Thursday, October 21, 2010

Hazlitt on Economic and Political Literacy

Hazlitt, in his 'Economics in One Lesson', has many interesting things to say, things which really should be learnt and understood by those who take our money or want to decide how to spend it. One observation he makes is the following,

"Finally, by the greatest miracle of all, this world of superinternational controls and coercions is also going to be a world of "free" international trade! Just what the government planners mean by free trade in this connection I am not sure, but we can be sure of some of the things they do not mean. They do not mean the freedom of ordinary people to buy and sell, lend and borrow, at whatever prices or rates they like and wherever they find it most profitable to do so. They do not mean the freedom of the plain citizen to raise as much of a given crop as he wishes, to come and go at will, to settle where he pleases, to take his capital and other belongings with him. They mean, I suspect, the freedom of bureaucrats to settle these matters for him."

That seems pretty clear, and sounds about right.

3 comments:

Vincent said...

At first I thought you were quoting from the celebrated essayist William Hazlitt, but it didn't look like his style. Who this guy is, I don't know.

CIngram said...

Neither did I, but I came across his book while trying to understand what money is, and I was struck by these lines.
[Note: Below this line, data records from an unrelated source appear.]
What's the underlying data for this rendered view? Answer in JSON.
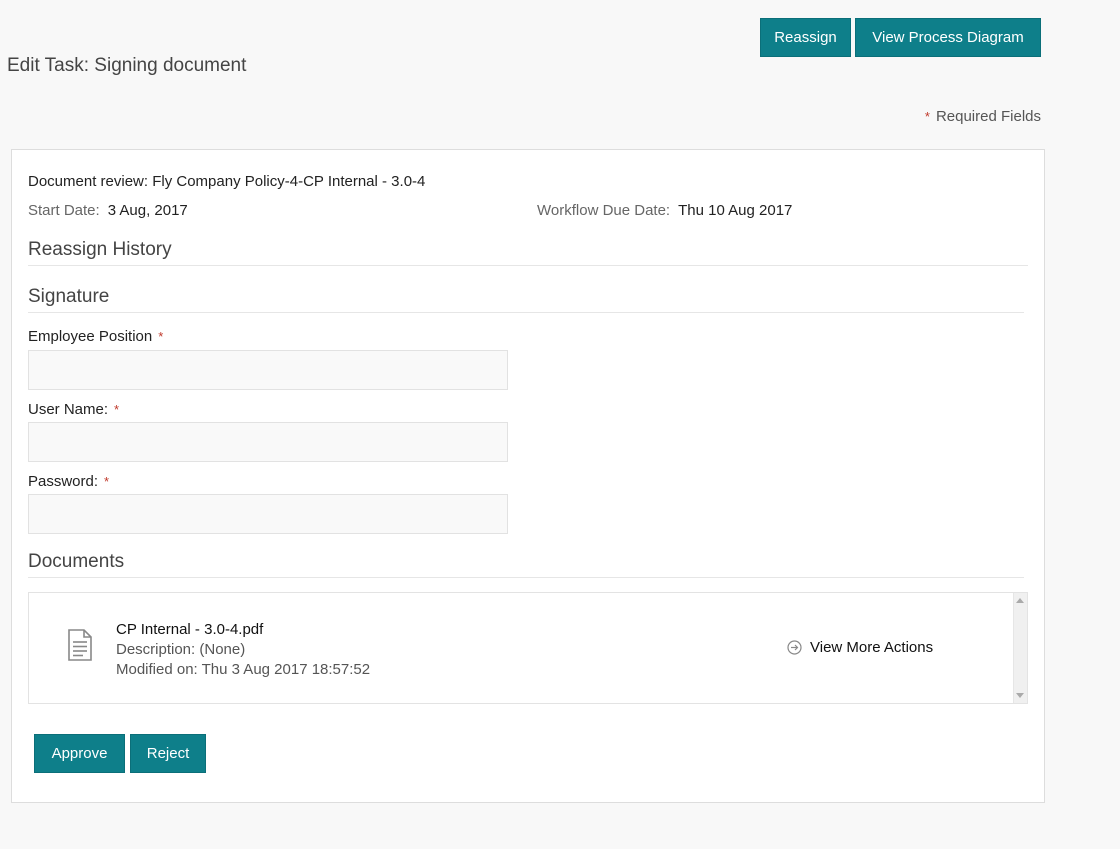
{
  "header": {
    "reassign_label": "Reassign",
    "view_process_label": "View Process Diagram",
    "title": "Edit Task: Signing document",
    "required_star": "*",
    "required_note": "Required Fields"
  },
  "task": {
    "document_review": "Document review: Fly Company Policy-4-CP Internal - 3.0-4",
    "start_date_label": "Start Date:",
    "start_date_value": "3 Aug, 2017",
    "due_date_label": "Workflow Due Date:",
    "due_date_value": "Thu 10 Aug 2017"
  },
  "sections": {
    "reassign_history": "Reassign History",
    "signature": "Signature",
    "documents": "Documents"
  },
  "form": {
    "employee_position": {
      "label": "Employee Position",
      "value": "",
      "required": "*"
    },
    "user_name": {
      "label": "User Name:",
      "value": "",
      "required": "*"
    },
    "password": {
      "label": "Password:",
      "value": "",
      "required": "*"
    }
  },
  "documents": [
    {
      "icon": "document-icon",
      "name": "CP Internal - 3.0-4.pdf",
      "description": "Description: (None)",
      "modified": "Modified on: Thu 3 Aug 2017 18:57:52",
      "more_actions": "View More Actions"
    }
  ],
  "actions": {
    "approve": "Approve",
    "reject": "Reject"
  },
  "colors": {
    "button": "#0e7f8a",
    "required_star": "#c0392b",
    "background": "#f8f8f8"
  }
}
Not by the style, just by the simplicity and clarity of them.

Vincent said...

After the initial disappointment of its not being William Hazlitt, I do agree with you, at least from the extract you show.